[Entries taken from a collection]
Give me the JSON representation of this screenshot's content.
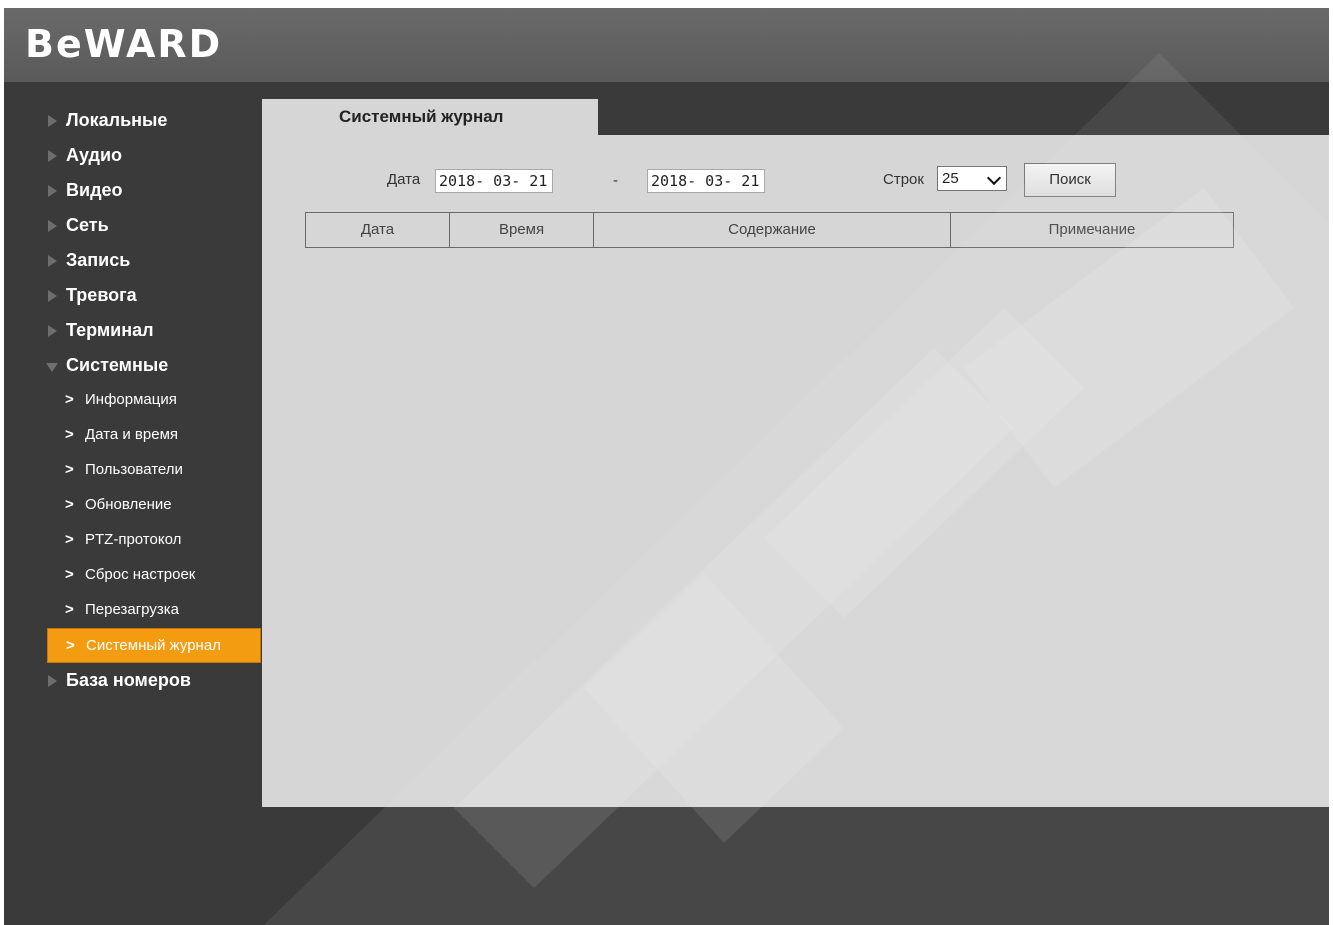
{
  "brand": {
    "logo_text": "BeWARD"
  },
  "sidebar": {
    "items": [
      {
        "label": "Локальные",
        "expanded": false
      },
      {
        "label": "Аудио",
        "expanded": false
      },
      {
        "label": "Видео",
        "expanded": false
      },
      {
        "label": "Сеть",
        "expanded": false
      },
      {
        "label": "Запись",
        "expanded": false
      },
      {
        "label": "Тревога",
        "expanded": false
      },
      {
        "label": "Терминал",
        "expanded": false
      },
      {
        "label": "Системные",
        "expanded": true
      },
      {
        "label": "База номеров",
        "expanded": false
      }
    ],
    "subitems": [
      {
        "label": "Информация"
      },
      {
        "label": "Дата и время"
      },
      {
        "label": "Пользователи"
      },
      {
        "label": "Обновление"
      },
      {
        "label": "PTZ-протокол"
      },
      {
        "label": "Сброс настроек"
      },
      {
        "label": "Перезагрузка"
      },
      {
        "label": "Системный журнал",
        "active": true
      }
    ],
    "chevron": ">"
  },
  "tab": {
    "label": "Системный журнал"
  },
  "filter": {
    "date_label": "Дата",
    "date_from": "2018- 03- 21",
    "separator": "-",
    "date_to": "2018- 03- 21",
    "rows_label": "Строк",
    "rows_value": "25",
    "search_label": "Поиск"
  },
  "table": {
    "headers": [
      "Дата",
      "Время",
      "Содержание",
      "Примечание"
    ],
    "rows": []
  },
  "colors": {
    "active_item": "#f39c12",
    "content_bg": "#d6d6d6",
    "frame_bg": "#3a3a3a",
    "header_bg": "#5f5f5f"
  },
  "icons": {
    "collapsed": "triangle-right-icon",
    "expanded": "triangle-down-icon",
    "sub": "chevron-right-icon",
    "dropdown": "chevron-down-icon"
  }
}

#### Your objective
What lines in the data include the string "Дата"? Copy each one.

#### Answer box
        "label": "Дата и время"
    "date_label": "Дата",
      "Дата",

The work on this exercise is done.